I first swooned over the food at Frankies Spuntino in Carroll Gardens (thanks M+B) after an afternoon at the Mermaid Parade in Coney Island. There food was relaxed and simple, yet so instantly comforting and flavorful. The Spuntino seeks to create meals that make every day feel like Sunday. For those of you longing for a taste, but who don’t live in New York City or who don’t have a nice Italian grandma to hook you up with the real deal, please consult Frankies Sputino Kitchen Companion and Cooking Manual. I never thought I could embrace a cookbook with very limited color photography, but the black & white illustrations and the straightforward, friendly and conversational tone were enough to inspire me to take action in the kitchen.
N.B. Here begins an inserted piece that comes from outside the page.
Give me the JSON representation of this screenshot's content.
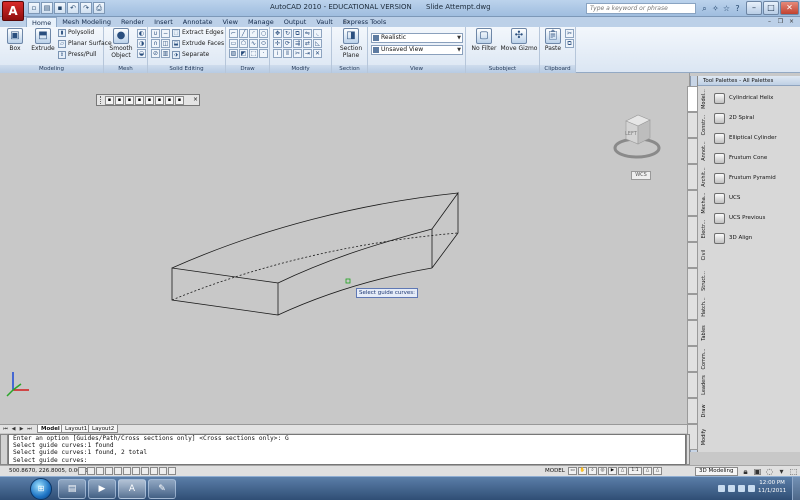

I’ll admit it. I am one of those people who “reads” cookbooks. I scoped out the pantry and equipment section and discovered the history of Sunday Sauce, an Italian-American tradition of time and love in the kitchen. Before I even attempted a single recipe, the Franks (Frank Castronovo & Frank Falcinelli) convinced me to buy my first jar of white peppercorns. I also learned a thing or two about canned tomatoes. I had never given them much thought, but according to the two Franks, the best tomatoes come from Italy and the super premium ones are labeled DOP from San Marzano. Beware: there is an American brand that features San Marzano rather prominently on the label, but the fine print reveals the tomatoes are grown on US soil. Canned San Marzanos can run you $4+ for 28 oz. When you need 4 cans per recipe, this adds up. Their recommended alternative: skip the DOP San Marzanos and buy La Valle pomodori pelati italiani. I haven’t any luck finding these, so I’ll continue to search until I can find a brand of tomatoes that suits my taste.
First, you need a good handful of garlic, 13 cloves to be exact. You cook them very, very slowly so the starches turn to sugars and the sugars caramelize.
Below is a photos of the DOP on the label that certifies the location of the crop. If you to use want these super premium Italian tomatoes, be sure you spend some time reading the labels in the grocery store. There are only 5 ingredients in this tomato sauce recipe. The tomatoes you use will decide the flavor of your sauce. Want to know why it’s called Sunday Sauce? Because your precious tomatoes need an epic 4 hours on the stove! Try making that during a hectic work week. I took advantage of this week’s work-at-home snow day to make this batch.
One route to an extra flavorful sauce is to make braciola. This was my third attempt at the sauce, so I was ready to step it up with a little pork. Next time I want to try meatballs, the Sputino way.
In case you’re wondering, the Franks will guide you through homemade pasta in this cookbook. Long ago, we attempted fresh pasta with a borrowed pasta machine and it was a spectacular failure. This week the braciola and sauce were project enough. We stuck with the dried Severino pasta in our pantry.
This recipe will warm up any cold winter afternoon. With the weather we’ve been having here in Connecticut, I’m sure it’ll fill up many more chilly Sundays.
Recipe> Tomato Sauce from Frankies Spuntino Kitchen Companion and Cooking Manual